This article in the New Scientist offers a psychological explanation for rituals like the Japanese tea ceremony, and religious rituals.
“Collective rituals are public signals that you are committed to the group, which facilitate co-operation with the group and create a sense of shared purpose.”
There is a description of an experiment in which children are copy ritualistic actions more accurately if they have previously been made to feel ostracised.
Another experiment compares two groups of children. One group worked together to make necklaces of beads based upon an invariant ritualised procedure: “first we add a green heart, then an orange square”, and so on. A control group simply made freestyle necklaces.
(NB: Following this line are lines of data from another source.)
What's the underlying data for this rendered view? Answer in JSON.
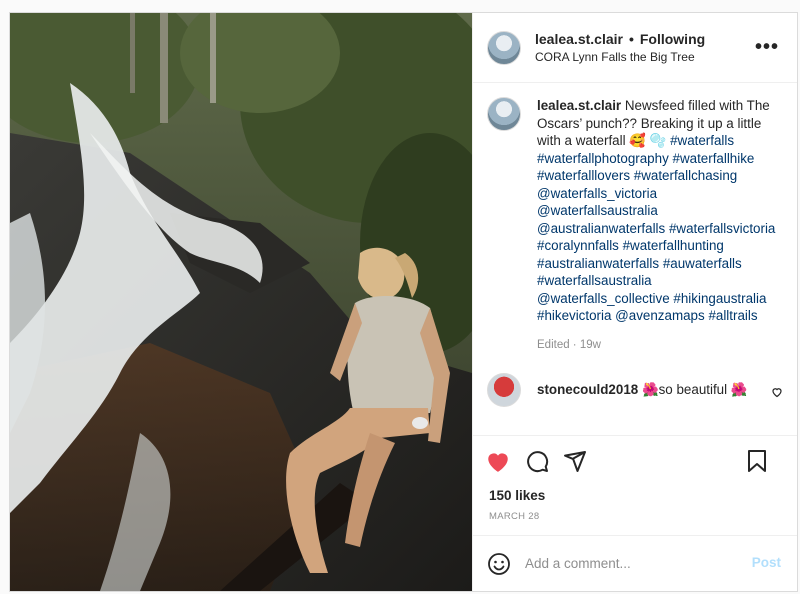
{
  "header": {
    "username": "lealea.st.clair",
    "separator": "•",
    "follow_status": "Following",
    "location": "CORA Lynn Falls the Big Tree",
    "more_glyph": "•••"
  },
  "caption": {
    "username": "lealea.st.clair",
    "text": " Newsfeed filled with The Oscars’ punch?? Breaking it up a little with a waterfall 🥰 🫧 ",
    "hashtags": [
      "#waterfalls",
      "#waterfallphotography",
      "#waterfallhike",
      "#waterfalllovers",
      "#waterfallchasing",
      "@waterfalls_victoria",
      "@waterfallsaustralia",
      "@australianwaterfalls",
      "#waterfallsvictoria",
      "#coralynnfalls",
      "#waterfallhunting",
      "#australianwaterfalls",
      "#auwaterfalls",
      "#waterfallsaustralia",
      "@waterfalls_collective",
      "#hikingaustralia",
      "#hikevictoria",
      "@avenzamaps",
      "#alltrails"
    ],
    "edited": "Edited · 19w"
  },
  "comments": [
    {
      "username": "stonecould2018",
      "text": " 🌺so beautiful 🌺"
    }
  ],
  "actions": {
    "like_icon": "heart-filled-icon",
    "comment_icon": "comment-icon",
    "share_icon": "share-icon",
    "save_icon": "bookmark-icon",
    "like_color": "#ed4956"
  },
  "likes": "150 likes",
  "date": "MARCH 28",
  "add_comment": {
    "placeholder": "Add a comment...",
    "post_label": "Post",
    "emoji_icon": "smiley-icon"
  }
}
After seven minutes the experimental group expressed greater feelings of affiliation and connection to their group than the controls.
“Children copy apparently aimless sequences of actions more faithfully than ones with a clear goal.”
New Scientist, No. 3004, 17th January 2015, p37-39.